Santos maintains that if you are serious about fitness, by the time you have got to 50 you have probably tried all types of diets and fitness regimes and know what works for you. A diet rich in protein with a decent balance of good fats from foods such as avocados, nuts and eggs is particularly effective at keeping the middle-age spread at bay, as is plenty of water.
A high-protein, high-fat diet also helps boost testosterone levels; the hormone is vital for men’s health, controls sexual function and helps with the development of muscle and bone mass.

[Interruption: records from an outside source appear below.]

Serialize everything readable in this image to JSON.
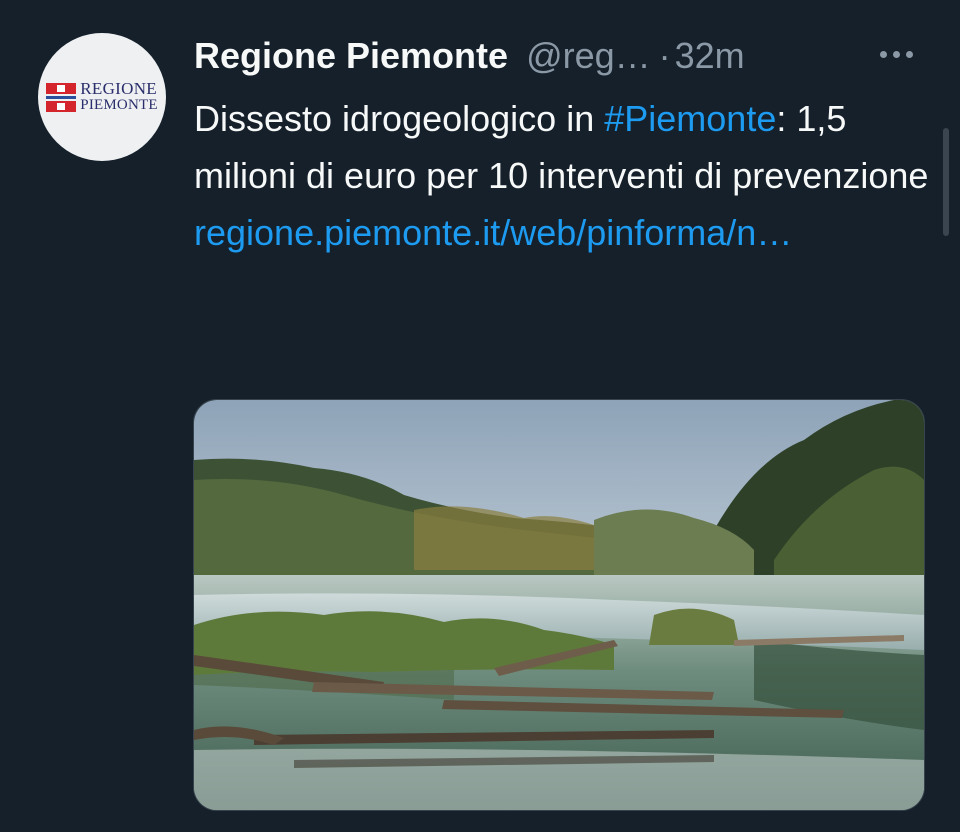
{
  "author": {
    "display_name": "Regione Piemonte",
    "handle": "@reg…",
    "separator": "·",
    "time": "32m",
    "avatar_logo": {
      "line1": "REGIONE",
      "line2": "PIEMONTE"
    }
  },
  "menu": {
    "icon": "more-horizontal-icon"
  },
  "tweet": {
    "text_before": "Dissesto idrogeologico in ",
    "hashtag": "#Piemonte",
    "text_after": ": 1,5 milioni di euro per 10 interventi di prevenzione ",
    "link": "regione.piemonte.it/web/pinforma/n…"
  },
  "colors": {
    "background": "#15202b",
    "text": "#f7f9f9",
    "secondary": "#8b98a5",
    "accent": "#1d9bf0"
  }
}
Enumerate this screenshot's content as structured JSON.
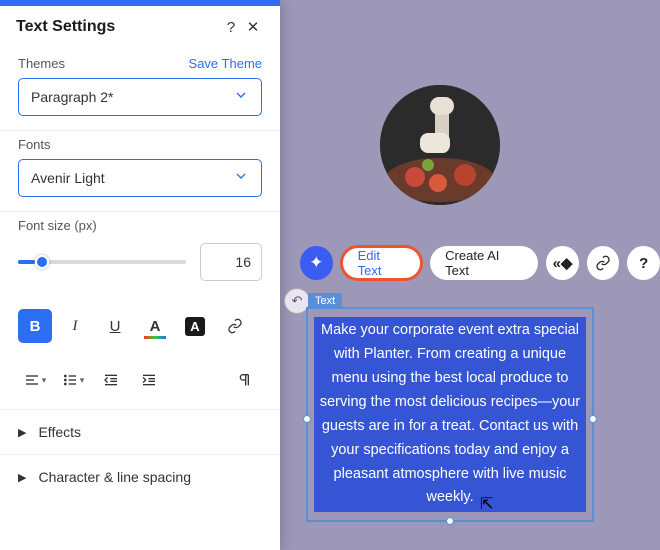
{
  "panel": {
    "title": "Text Settings",
    "themes": {
      "label": "Themes",
      "save": "Save Theme",
      "value": "Paragraph 2*"
    },
    "fonts": {
      "label": "Fonts",
      "value": "Avenir Light"
    },
    "fontsize": {
      "label": "Font size (px)",
      "value": "16"
    },
    "accordion": {
      "effects": "Effects",
      "char": "Character & line spacing"
    }
  },
  "toolbar": {
    "edit": "Edit Text",
    "create_ai": "Create AI Text",
    "text_tag": "Text"
  },
  "textbox": {
    "content": "Make your corporate event extra special with Planter. From creating a unique menu using the best local produce to serving the most delicious recipes—your guests are in for a treat. Contact us with your specifications today and enjoy a pleasant atmosphere with live music weekly."
  }
}
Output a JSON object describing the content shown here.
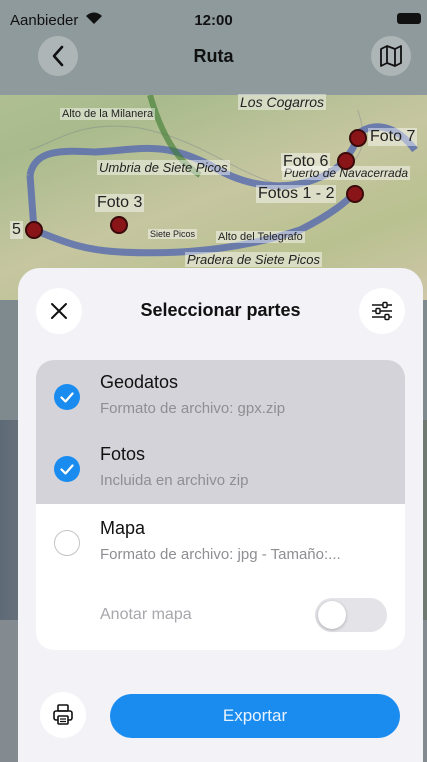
{
  "status_bar": {
    "carrier": "Aanbieder",
    "time": "12:00"
  },
  "nav": {
    "title": "Ruta",
    "back_icon": "chevron-left-icon",
    "map_icon": "map-icon"
  },
  "map": {
    "labels": [
      "Los Cogarros",
      "Alto de la Milanera",
      "Umbria de Siete Picos",
      "Puerto de Navacerrada",
      "Siete Picos",
      "Alto del Telegrafo",
      "Pradera de Siete Picos"
    ],
    "pins": [
      "Foto 7",
      "Foto 6",
      "Fotos 1 - 2",
      "Foto 3",
      "5"
    ]
  },
  "sheet": {
    "title": "Seleccionar partes",
    "close_icon": "close-icon",
    "filter_icon": "sliders-icon",
    "options": [
      {
        "title": "Geodatos",
        "subtitle": "Formato de archivo: gpx.zip",
        "checked": true
      },
      {
        "title": "Fotos",
        "subtitle": "Incluida en archivo zip",
        "checked": true
      },
      {
        "title": "Mapa",
        "subtitle": "Formato de archivo: jpg - Tamaño:...",
        "checked": false
      }
    ],
    "annotate_label": "Anotar mapa",
    "annotate_on": false,
    "print_icon": "printer-icon",
    "export_label": "Exportar"
  },
  "colors": {
    "accent": "#1a8cf0",
    "selected_row": "#d3d3d9",
    "pin": "#8a1518"
  }
}
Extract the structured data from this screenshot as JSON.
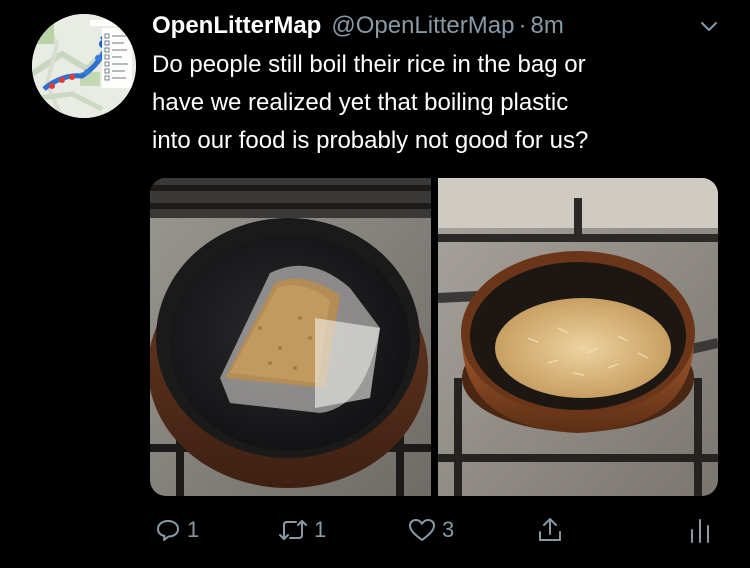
{
  "tweet": {
    "display_name": "OpenLitterMap",
    "handle": "@OpenLitterMap",
    "separator": "·",
    "time": "8m",
    "text_lines": [
      "Do people still boil their rice in the bag or",
      "have we realized yet that boiling plastic",
      "into our food is probably not good for us?"
    ]
  },
  "actions": {
    "reply_count": "1",
    "retweet_count": "1",
    "like_count": "3"
  },
  "icons": {
    "reply": "reply-icon",
    "retweet": "retweet-icon",
    "like": "heart-icon",
    "share": "share-icon",
    "analytics": "analytics-icon",
    "more": "chevron-down-icon"
  },
  "colors": {
    "background": "#000000",
    "text": "#ffffff",
    "secondary": "#8899a6"
  }
}
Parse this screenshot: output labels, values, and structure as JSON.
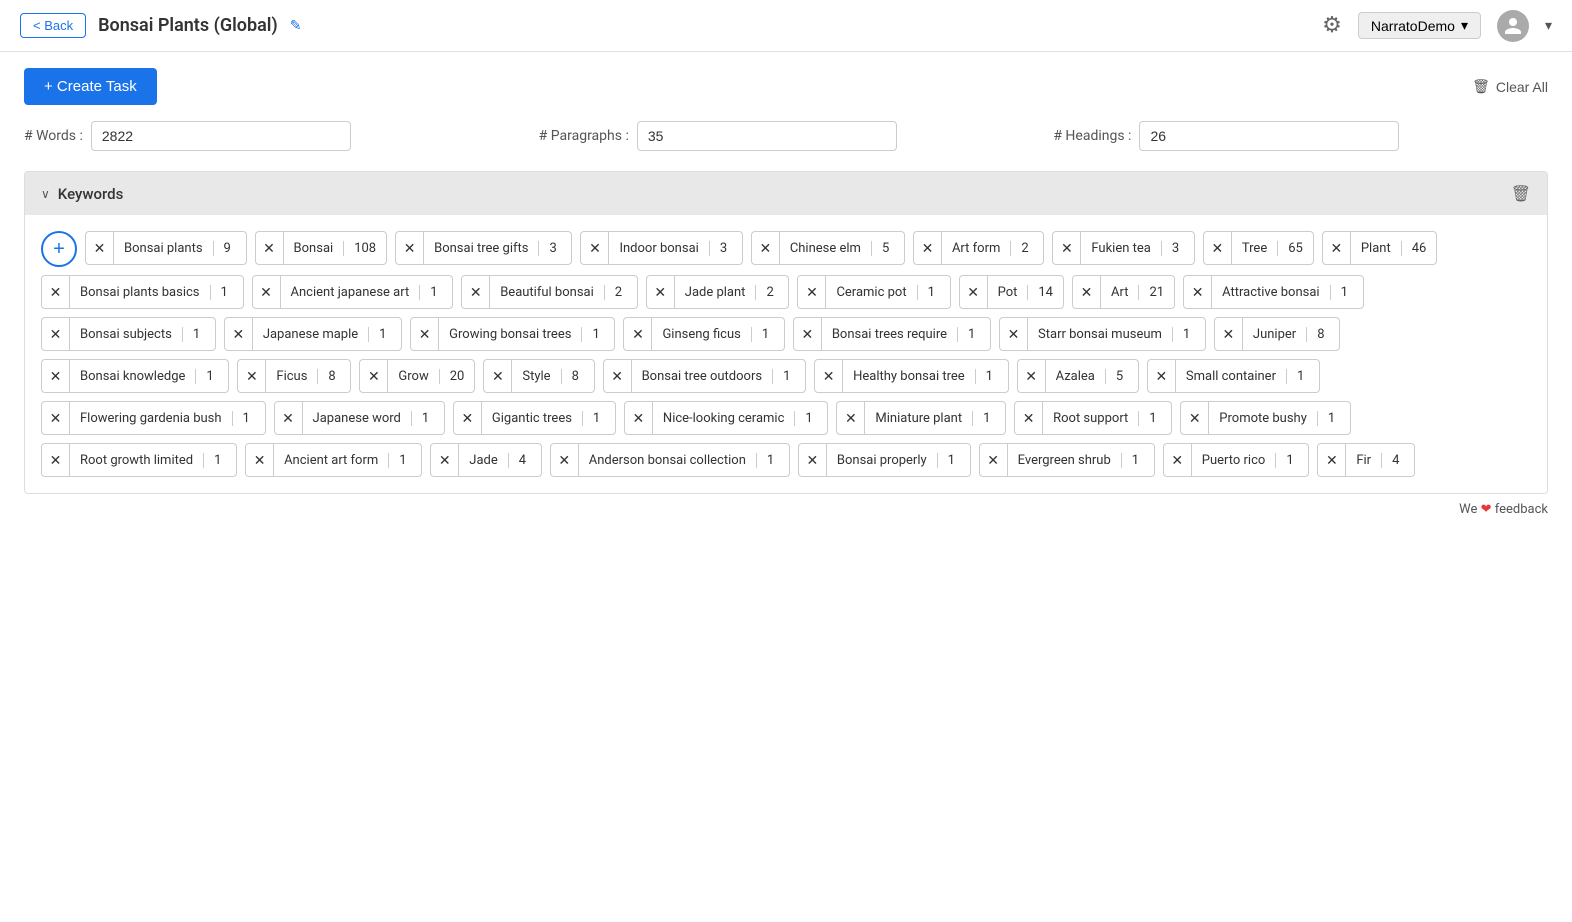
{
  "header": {
    "back_label": "< Back",
    "title": "Bonsai Plants (Global)",
    "edit_icon": "✎",
    "dropdown_label": "NarratoDemo",
    "dropdown_arrow": "▾"
  },
  "toolbar": {
    "create_task_label": "+ Create Task",
    "clear_all_label": "Clear All"
  },
  "stats": {
    "words_label": "# Words :",
    "words_value": "2822",
    "paragraphs_label": "# Paragraphs :",
    "paragraphs_value": "35",
    "headings_label": "# Headings :",
    "headings_value": "26"
  },
  "keywords_section": {
    "title": "Keywords",
    "keywords": [
      {
        "text": "Bonsai plants",
        "count": "9"
      },
      {
        "text": "Bonsai",
        "count": "108"
      },
      {
        "text": "Bonsai tree gifts",
        "count": "3"
      },
      {
        "text": "Indoor bonsai",
        "count": "3"
      },
      {
        "text": "Chinese elm",
        "count": "5"
      },
      {
        "text": "Art form",
        "count": "2"
      },
      {
        "text": "Fukien tea",
        "count": "3"
      },
      {
        "text": "Tree",
        "count": "65"
      },
      {
        "text": "Plant",
        "count": "46"
      },
      {
        "text": "Bonsai plants basics",
        "count": "1"
      },
      {
        "text": "Ancient japanese art",
        "count": "1"
      },
      {
        "text": "Beautiful bonsai",
        "count": "2"
      },
      {
        "text": "Jade plant",
        "count": "2"
      },
      {
        "text": "Ceramic pot",
        "count": "1"
      },
      {
        "text": "Pot",
        "count": "14"
      },
      {
        "text": "Art",
        "count": "21"
      },
      {
        "text": "Attractive bonsai",
        "count": "1"
      },
      {
        "text": "Bonsai subjects",
        "count": "1"
      },
      {
        "text": "Japanese maple",
        "count": "1"
      },
      {
        "text": "Growing bonsai trees",
        "count": "1"
      },
      {
        "text": "Ginseng ficus",
        "count": "1"
      },
      {
        "text": "Bonsai trees require",
        "count": "1"
      },
      {
        "text": "Starr bonsai museum",
        "count": "1"
      },
      {
        "text": "Juniper",
        "count": "8"
      },
      {
        "text": "Bonsai knowledge",
        "count": "1"
      },
      {
        "text": "Ficus",
        "count": "8"
      },
      {
        "text": "Grow",
        "count": "20"
      },
      {
        "text": "Style",
        "count": "8"
      },
      {
        "text": "Bonsai tree outdoors",
        "count": "1"
      },
      {
        "text": "Healthy bonsai tree",
        "count": "1"
      },
      {
        "text": "Azalea",
        "count": "5"
      },
      {
        "text": "Small container",
        "count": "1"
      },
      {
        "text": "Flowering gardenia bush",
        "count": "1"
      },
      {
        "text": "Japanese word",
        "count": "1"
      },
      {
        "text": "Gigantic trees",
        "count": "1"
      },
      {
        "text": "Nice-looking ceramic",
        "count": "1"
      },
      {
        "text": "Miniature plant",
        "count": "1"
      },
      {
        "text": "Root support",
        "count": "1"
      },
      {
        "text": "Promote bushy",
        "count": "1"
      },
      {
        "text": "Root growth limited",
        "count": "1"
      },
      {
        "text": "Ancient art form",
        "count": "1"
      },
      {
        "text": "Jade",
        "count": "4"
      },
      {
        "text": "Anderson bonsai collection",
        "count": "1"
      },
      {
        "text": "Bonsai properly",
        "count": "1"
      },
      {
        "text": "Evergreen shrub",
        "count": "1"
      },
      {
        "text": "Puerto rico",
        "count": "1"
      },
      {
        "text": "Fir",
        "count": "4"
      }
    ]
  },
  "feedback": {
    "text": "We",
    "heart": "❤",
    "text2": "feedback"
  }
}
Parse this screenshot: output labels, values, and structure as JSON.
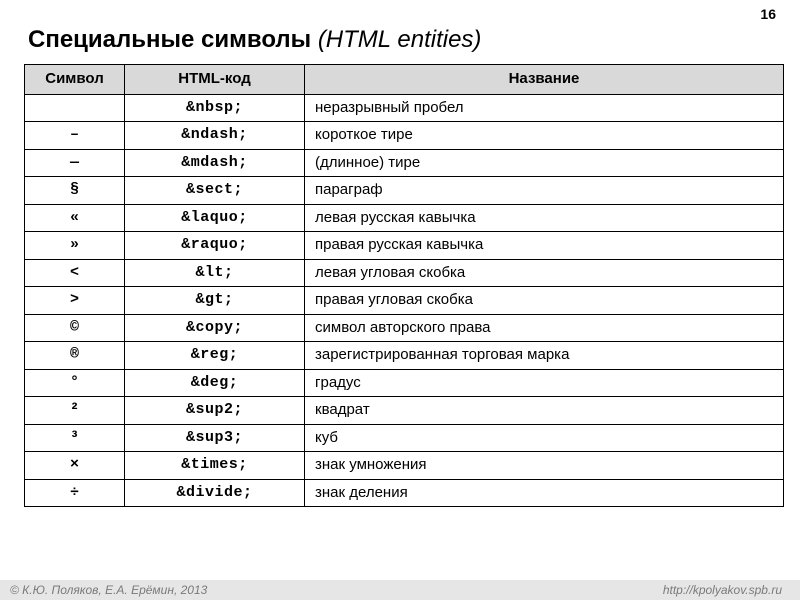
{
  "page_number": "16",
  "title_bold": "Специальные символы",
  "title_italic": "(HTML entities)",
  "columns": [
    "Символ",
    "HTML-код",
    "Название"
  ],
  "rows": [
    {
      "sym": " ",
      "code": "&nbsp;",
      "desc": "неразрывный пробел"
    },
    {
      "sym": "–",
      "code": "&ndash;",
      "desc": "короткое тире"
    },
    {
      "sym": "—",
      "code": "&mdash;",
      "desc": "(длинное) тире"
    },
    {
      "sym": "§",
      "code": "&sect;",
      "desc": "параграф"
    },
    {
      "sym": "«",
      "code": "&laquo;",
      "desc": "левая русская кавычка"
    },
    {
      "sym": "»",
      "code": "&raquo;",
      "desc": "правая русская кавычка"
    },
    {
      "sym": "<",
      "code": "&lt;",
      "desc": "левая угловая скобка"
    },
    {
      "sym": ">",
      "code": "&gt;",
      "desc": "правая угловая скобка"
    },
    {
      "sym": "©",
      "code": "&copy;",
      "desc": "символ авторского права"
    },
    {
      "sym": "®",
      "code": "&reg;",
      "desc": "зарегистрированная торговая марка"
    },
    {
      "sym": "°",
      "code": "&deg;",
      "desc": "градус"
    },
    {
      "sym": "²",
      "code": "&sup2;",
      "desc": "квадрат"
    },
    {
      "sym": "³",
      "code": "&sup3;",
      "desc": "куб"
    },
    {
      "sym": "×",
      "code": "&times;",
      "desc": "знак умножения"
    },
    {
      "sym": "÷",
      "code": "&divide;",
      "desc": "знак деления"
    }
  ],
  "footer_left": "© К.Ю. Поляков, Е.А. Ерёмин, 2013",
  "footer_right": "http://kpolyakov.spb.ru"
}
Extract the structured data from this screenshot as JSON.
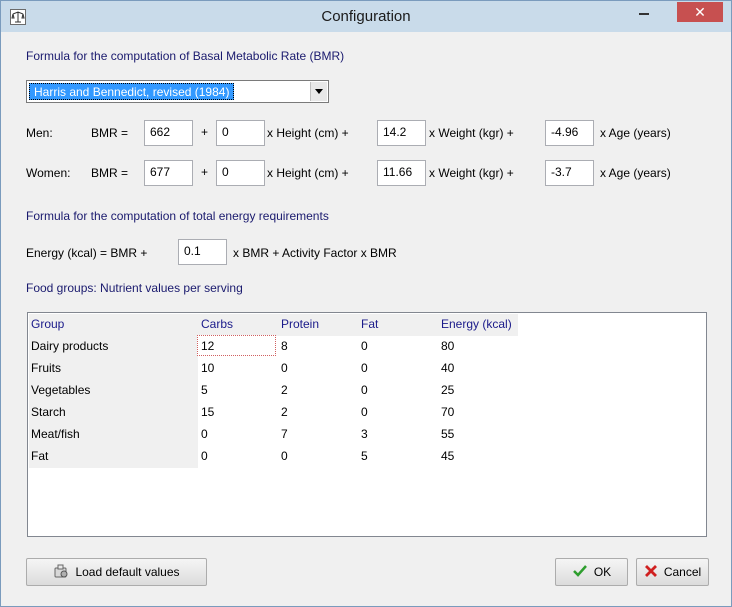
{
  "window": {
    "title": "Configuration",
    "close_glyph": "✕"
  },
  "bmr": {
    "section_title": "Formula for the computation of Basal Metabolic Rate (BMR)",
    "formula_selected": "Harris and Bennedict, revised (1984)",
    "men": {
      "label": "Men:",
      "bmr_label": "BMR =",
      "constant": "662",
      "height_coef": "0",
      "weight_coef": "14.2",
      "age_coef": "-4.96"
    },
    "women": {
      "label": "Women:",
      "bmr_label": "BMR =",
      "constant": "677",
      "height_coef": "0",
      "weight_coef": "11.66",
      "age_coef": "-3.7"
    },
    "plus": "+",
    "height_unit": "x Height (cm) +",
    "weight_unit": "x Weight (kgr) +",
    "age_unit": "x Age (years)"
  },
  "energy": {
    "section_title": "Formula for the computation of total energy requirements",
    "prefix": "Energy (kcal) = BMR +",
    "factor": "0.1",
    "suffix": "x BMR + Activity Factor x BMR"
  },
  "food": {
    "section_title": "Food groups: Nutrient values per serving",
    "columns": [
      "Group",
      "Carbs",
      "Protein",
      "Fat",
      "Energy (kcal)"
    ],
    "rows": [
      {
        "group": "Dairy products",
        "carbs": "12",
        "protein": "8",
        "fat": "0",
        "energy": "80"
      },
      {
        "group": "Fruits",
        "carbs": "10",
        "protein": "0",
        "fat": "0",
        "energy": "40"
      },
      {
        "group": "Vegetables",
        "carbs": "5",
        "protein": "2",
        "fat": "0",
        "energy": "25"
      },
      {
        "group": "Starch",
        "carbs": "15",
        "protein": "2",
        "fat": "0",
        "energy": "70"
      },
      {
        "group": "Meat/fish",
        "carbs": "0",
        "protein": "7",
        "fat": "3",
        "energy": "55"
      },
      {
        "group": "Fat",
        "carbs": "0",
        "protein": "0",
        "fat": "5",
        "energy": "45"
      }
    ]
  },
  "buttons": {
    "load_defaults": "Load default values",
    "ok": "OK",
    "cancel": "Cancel"
  },
  "icons": {
    "app": "scale-icon",
    "load": "load-icon",
    "ok": "checkmark-icon",
    "cancel": "red-x-icon"
  },
  "colors": {
    "section_title": "#1a1a6e",
    "selection": "#3399ff",
    "close_button": "#c75050",
    "ok_check": "#2e9e2e",
    "cancel_x": "#d02020"
  }
}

“As you age, your testosterone level goes down,” says Santos. “That’s nature – but you can do a lot to keep those hormone levels in balance. People freak out when they hear the word ‘cholesterol’, but there is good cholesterol and you need it to make hormones. Manage your stress levels, too, because stress affects testosterone production.”
He also advises embracing the current trend for mindfulness: “So many older guys are now doing yoga and meditation and they don’t feel stupid about it anymore. And prioritise sleep, because you make hormones when you sleep. Your testosterone levels are at their highest when you wake up.”
And while Wise has obviously spent time in the gym, according the experts, he’s unlikely to have been straining with heavy weights.
“When you’re older, your activity should be smarter,” advises Santos. “You should be doing intelligent resistance training such as squats, pushes and pulls. Heavier leg sets are good at promoting testosterone production, but don’t overdo it; if you are doing cardio, it should be high-intensity interval training (HIIT), such as little sprints.”
How to be a fittysomething
The aim should be to develop lean muscle, as Wise has done. The benefits are not solely aesthetic. Muscle depletes with age which in turn leads to loss of strength and a risk of falls, back problems and other skeleto-muscular problems.
When it comes to medical complaints, 50 is the gateway to a whole host of nasty potential conditions including depression, anxiety, erectile dysfunction, diabetes and obesity. These manifest for a range of reasons, largely lifestyle-based. Middle-aged men typically exercise less and drink more: weight becomes harder to shift, energy levels dip and sleep patterns become disrupted.
Dr Dilkes recommends pre-emptive medical intervention. “At the age of 50, every man should be on at least two drugs every day – a statin, no matter what their cholesterol levels are, and a low dose of aspirin. There is a lot of evidence that statins are good for a range of issues and very safe, even in men with normal cholesterol. They are used by millions.
“There is also another wonder drug called metformin, which is an anti-diabetic drug. It is protective against various metabolic diseases and statistics show that it reduces the incidence of bowel cancer.”
Also recommended for fiftysomethings along with standard tests such as blood pressure are regular chest scans, particularly for former smokers. Men concerned about testicular cancer can use home pregnancy tests to screen themselves – a positive result can be an indication of the condition.
And Dilkes also recommends periodic intrusive screening in the form of prostate check-ups and colonoscopies, to check for colon cancer.
“It’s not particularly pleasant,” he admits, “but colon cancer particularly is often diagnosed late, which makes it hard to treat.”
No one said being fit at 50 would be easy. But if the pay-off for time in the gym and the occasional rubber glove is a body like Dennis Wise, plenty of men will be willing to compromise.